I promised myself that I would start my day writing my new course. At the start of the day I often feel inspired, that’s when my best ideas just flow into my mind and I know that if I don’t get them down on paper, they often go to the graveyard of great ideas from which there is no return. Then I received a message from my assistant saying she wouldn’t be in, so, I decided I had better check emails first and that’s when inspiration died. Three hours later I had handled most of the urgent matters but it was too late. Inspiration had been pushed aside by the practical mundane details associated with running a business.

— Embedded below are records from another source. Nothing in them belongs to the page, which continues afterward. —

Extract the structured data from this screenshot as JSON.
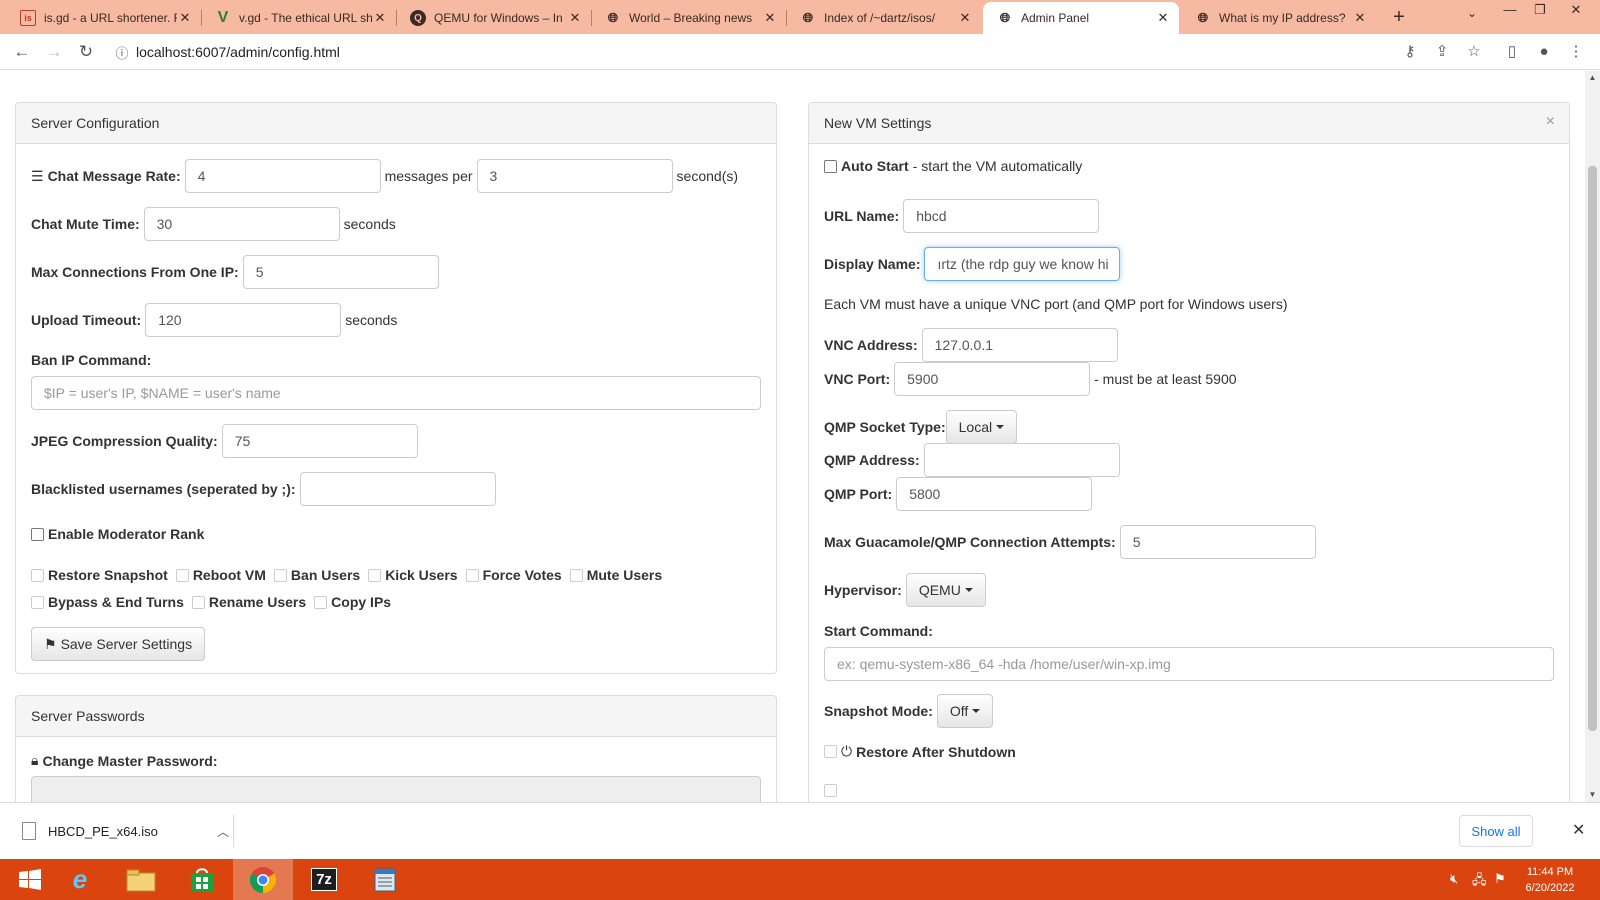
{
  "browser": {
    "tabs": [
      {
        "title": "is.gd - a URL shortener. F",
        "icon": "isgd-favicon"
      },
      {
        "title": "v.gd - The ethical URL sh",
        "icon": "vgd-favicon"
      },
      {
        "title": "QEMU for Windows – In",
        "icon": "qemu-favicon"
      },
      {
        "title": "World – Breaking news",
        "icon": "globe-favicon"
      },
      {
        "title": "Index of /~dartz/isos/",
        "icon": "globe-favicon"
      },
      {
        "title": "Admin Panel",
        "icon": "globe-favicon"
      },
      {
        "title": "What is my IP address?",
        "icon": "globe-favicon"
      }
    ],
    "active_tab": 5,
    "url": "localhost:6007/admin/config.html",
    "accent": "#f6b9a2"
  },
  "server_config": {
    "title": "Server Configuration",
    "chat_rate_label": "Chat Message Rate:",
    "chat_rate_messages": "4",
    "messages_per": "messages per",
    "chat_rate_seconds": "3",
    "seconds_paren": "second(s)",
    "mute_label": "Chat Mute Time:",
    "mute_value": "30",
    "seconds": "seconds",
    "maxconn_label": "Max Connections From One IP:",
    "maxconn_value": "5",
    "upload_label": "Upload Timeout:",
    "upload_value": "120",
    "ban_label": "Ban IP Command:",
    "ban_placeholder": "$IP = user's IP, $NAME = user's name",
    "jpeg_label": "JPEG Compression Quality:",
    "jpeg_value": "75",
    "blacklist_label": "Blacklisted usernames (seperated by ;):",
    "blacklist_value": "",
    "mod_label": "Enable Moderator Rank",
    "perms": [
      "Restore Snapshot",
      "Reboot VM",
      "Ban Users",
      "Kick Users",
      "Force Votes",
      "Mute Users",
      "Bypass & End Turns",
      "Rename Users",
      "Copy IPs"
    ],
    "save_label": "Save Server Settings"
  },
  "passwords": {
    "title": "Server Passwords",
    "master_label": "Change Master Password:"
  },
  "vm_settings": {
    "title": "New VM Settings",
    "close": "×",
    "autostart_label": "Auto Start",
    "autostart_desc": "- start the VM automatically",
    "url_label": "URL Name:",
    "url_value": "hbcd",
    "display_label": "Display Name:",
    "display_value": "ırtz (the rdp guy we know hi",
    "vnc_note": "Each VM must have a unique VNC port (and QMP port for Windows users)",
    "vnc_addr_label": "VNC Address:",
    "vnc_addr_value": "127.0.0.1",
    "vnc_port_label": "VNC Port:",
    "vnc_port_value": "5900",
    "vnc_port_note": "- must be at least 5900",
    "qmp_type_label": "QMP Socket Type:",
    "qmp_type_value": "Local",
    "qmp_addr_label": "QMP Address:",
    "qmp_addr_value": "",
    "qmp_port_label": "QMP Port:",
    "qmp_port_value": "5800",
    "max_attempts_label": "Max Guacamole/QMP Connection Attempts:",
    "max_attempts_value": "5",
    "hypervisor_label": "Hypervisor:",
    "hypervisor_value": "QEMU",
    "start_cmd_label": "Start Command:",
    "start_cmd_placeholder": "ex: qemu-system-x86_64 -hda /home/user/win-xp.img",
    "snapshot_label": "Snapshot Mode:",
    "snapshot_value": "Off",
    "restore_label": "Restore After Shutdown"
  },
  "downloads": {
    "file": "HBCD_PE_x64.iso",
    "show_all": "Show all"
  },
  "taskbar": {
    "time": "11:44 PM",
    "date": "6/20/2022",
    "color": "#d9440f"
  }
}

This has been the story of my life for the past two years. I wrote my first book before and during pregnancy when my mind was not at its clearest. I have written books with a baby and very young child to look after, so what happened? The difference between then and now is that I allocated a specific time where there would be no interruptions. When I wrote my first book I spent one day a week out of the office that was dedicated to writing. When my daughter was young I only ever attempted writing at times when she was in care, or asleep. It did help that in those days there was no such thing as email.
I know that to achieve my writing goals I need to allocate set writing hours as I did in the past. So, what’s stopping me? Normally I would say time, but I am starting to question if that is really true. More than likely it my perception of not having enough time that is preventing me from doing something I love.

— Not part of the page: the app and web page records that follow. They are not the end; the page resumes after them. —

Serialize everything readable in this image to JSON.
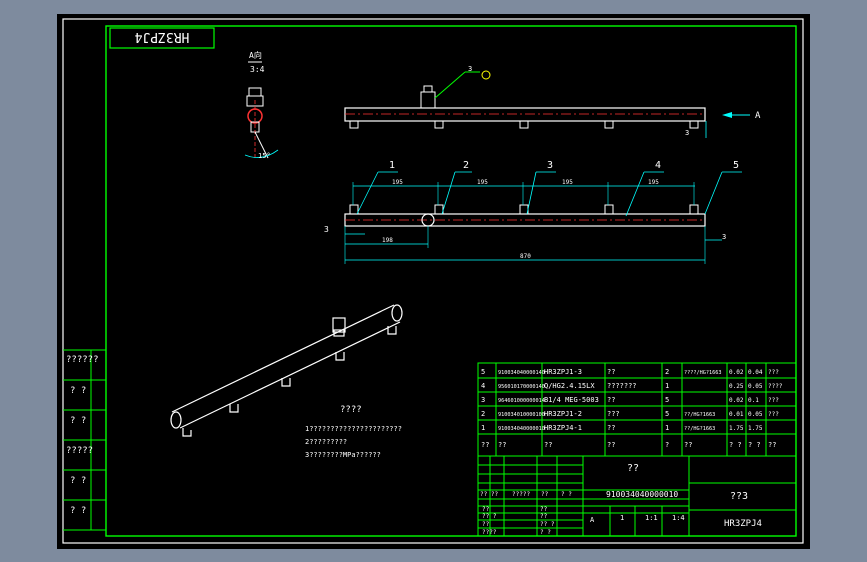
{
  "drawing": {
    "title_stamp": "HR3ZPJ4",
    "left_column_labels": [
      "??????",
      "? ?",
      "? ?",
      "?????",
      "? ?",
      "? ?"
    ],
    "section_label_top": "A向",
    "section_label_bottom": "3:4",
    "detail_angle": "15°",
    "balloon_label": "3",
    "view_arrow_label": "A",
    "callouts": [
      "1",
      "2",
      "3",
      "4",
      "5"
    ],
    "left_offset_label": "3",
    "right_offset_label": "3",
    "pitch_dims": [
      "195",
      "195",
      "195",
      "195"
    ],
    "first_pitch_dim": "198",
    "overall_length": "870",
    "notes": {
      "heading": "????",
      "lines": [
        "1??????????????????????",
        "2?????????",
        "3????????MPa??????"
      ]
    },
    "bom": {
      "rows": [
        {
          "no": "5",
          "code": "910034040000140",
          "name": "HR3ZPJ1-3",
          "mat": "??",
          "qty": "2",
          "spec": "????/HG?1663",
          "w1": "0.02",
          "w2": "0.04",
          "note": "???"
        },
        {
          "no": "4",
          "code": "956010170000140",
          "name": "Q/HG2.4.15LX",
          "mat": "???????",
          "qty": "1",
          "spec": "",
          "w1": "0.25",
          "w2": "0.05",
          "note": "????"
        },
        {
          "no": "3",
          "code": "964601000000014",
          "name": "B1/4 MEG-5003",
          "mat": "??",
          "qty": "5",
          "spec": "",
          "w1": "0.02",
          "w2": "0.1",
          "note": "???"
        },
        {
          "no": "2",
          "code": "910034010000100",
          "name": "HR3ZPJ1-2",
          "mat": "???",
          "qty": "5",
          "spec": "??/HG?1663",
          "w1": "0.01",
          "w2": "0.05",
          "note": "???"
        },
        {
          "no": "1",
          "code": "910034040000010",
          "name": "HR3ZPJ4-1",
          "mat": "??",
          "qty": "1",
          "spec": "??/HG?1663",
          "w1": "1.75",
          "w2": "1.75",
          "note": ""
        }
      ],
      "header": [
        "??",
        "??",
        "??",
        "??",
        "?",
        "??",
        "? ?",
        "? ?",
        "??"
      ]
    },
    "title_block": {
      "part_name": "??",
      "drawing_code": "910034040000010",
      "company": "??3",
      "drawing_no": "HR3ZPJ4",
      "scale_label": "A",
      "sheet_count": "1",
      "scale_value": "1:1",
      "weight_value": "1:4",
      "sign_labels": [
        "?? ??",
        "?????",
        "??",
        "? ?",
        "? ?",
        "??",
        "? ?",
        "???"
      ],
      "row_labels": [
        "??",
        "??",
        "?? ?",
        "??",
        "??",
        "?? ?",
        "????"
      ]
    }
  }
}
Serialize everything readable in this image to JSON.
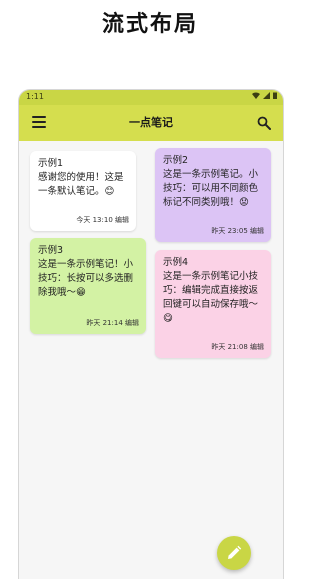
{
  "headline": "流式布局",
  "status": {
    "time": "1:11"
  },
  "appbar": {
    "title": "一点笔记"
  },
  "notes": [
    {
      "title": "示例1",
      "body": "感谢您的使用！这是一条默认笔记。😊",
      "footer": "今天 13:10 编辑",
      "color": "#ffffff"
    },
    {
      "title": "示例2",
      "body": "这是一条示例笔记。小技巧：可以用不同颜色标记不同类别哦！😟",
      "footer": "昨天 23:05 编辑",
      "color": "#dcc4f5"
    },
    {
      "title": "示例3",
      "body": "这是一条示例笔记！小技巧：长按可以多选删除我哦～😁",
      "footer": "昨天 21:14 编辑",
      "color": "#d3f2a4"
    },
    {
      "title": "示例4",
      "body": "这是一条示例笔记小技巧：编辑完成直接按返回键可以自动保存哦～😋",
      "footer": "昨天 21:08 编辑",
      "color": "#fbd2e6"
    }
  ],
  "colors": {
    "appbar": "#d5de4e",
    "statusbar": "#c9d645",
    "fab": "#c9d645"
  },
  "icons": {
    "menu": "hamburger-menu-icon",
    "search": "search-icon",
    "fab": "pencil-icon"
  }
}
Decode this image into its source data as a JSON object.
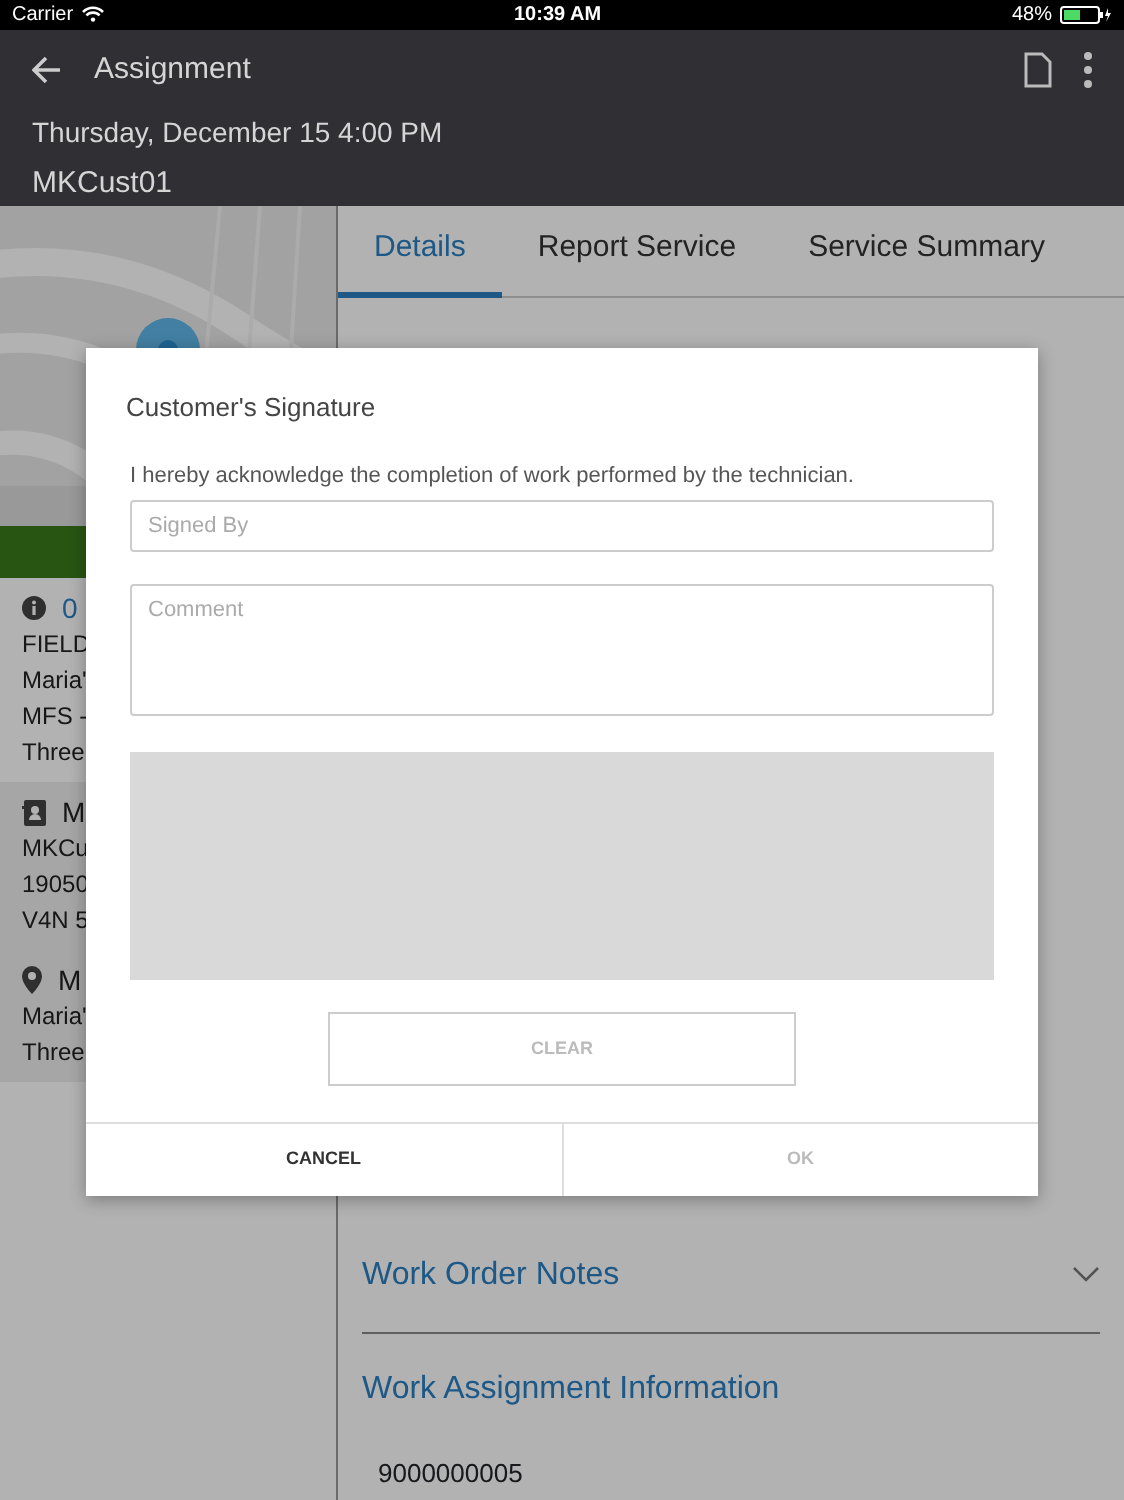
{
  "status_bar": {
    "carrier": "Carrier",
    "time": "10:39 AM",
    "battery": "48%"
  },
  "header": {
    "title": "Assignment",
    "date": "Thursday, December 15 4:00 PM",
    "customer": "MKCust01"
  },
  "left_panel": {
    "sections": [
      {
        "kind": "info",
        "title": "0",
        "lines": [
          "FIELD",
          "Maria'",
          "MFS -",
          "Three"
        ]
      },
      {
        "kind": "contact",
        "title": "M",
        "lines": [
          "MKCu",
          "19050",
          "V4N 5"
        ]
      },
      {
        "kind": "location",
        "title": "M",
        "lines": [
          "Maria'",
          "Three"
        ]
      }
    ]
  },
  "tabs": [
    {
      "label": "Details",
      "selected": true
    },
    {
      "label": "Report Service",
      "selected": false
    },
    {
      "label": "Service Summary",
      "selected": false
    }
  ],
  "details": {
    "sections": [
      {
        "title": "Work Order Notes",
        "expandable": true
      },
      {
        "title": "Work Assignment Information",
        "expandable": false
      }
    ],
    "value": "9000000005"
  },
  "dialog": {
    "title": "Customer's Signature",
    "instruction": "I hereby acknowledge the completion of work performed by the technician.",
    "signed_by": {
      "placeholder": "Signed By"
    },
    "comment": {
      "placeholder": "Comment"
    },
    "clear": {
      "label": "CLEAR",
      "disabled": true
    },
    "buttons": [
      {
        "label": "CANCEL",
        "disabled": false
      },
      {
        "label": "OK",
        "disabled": true
      }
    ]
  }
}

Most of us get caught in the trap of believing that are thoughts are true. Our perception becomes hardwired into our brains and our perception controls our beliefs, but that doesn’t mean that our perception is accurate. When I looked at times I could write I found several times I could allocate that would not damage my business, but I was so locked into my belief ‘that there is never enough time to do the things I want to do’, I didn’t plan ahead.
Recently in my life coaching class I coached a student who often felt overwhelmed and had trouble getting things done, like many people she had a tendency to procrastinate. She said she was a proficient list maker, but her lists were never ending and she never ticked all of the items off her list. As I asked questions as to what was on her list it became clear to me that it wasn’t the volume of things she had to do that caused her to procrastinate, it was that she didn’t want to do them. As she answered more questions it became evident that she really valued freedom and her perception that she had so much to do was what made her feel overwhelmed.
Most people try to change their life by changing habits, and that can definitely help, but when we get to the root cause of what is holding us back we can break patterns of behaviour permanently. And finding ways to fill our most important needs is sometimes all we need to do to resolves the issue.
To change habits we need to live consciously, that means pausing every now and then and challenging our perception. According to Bruce Lipton, author of The Biology of Belief, “At best, 5% of the time the conscious mind runs our life”. That means that our subconscious programs are in charge.
My daily motto now is: Pause. Breathe. Reflect. Then where necessary challenge my assumptions. It’s such a simple strategy that can make a big difference to the quality of our lives.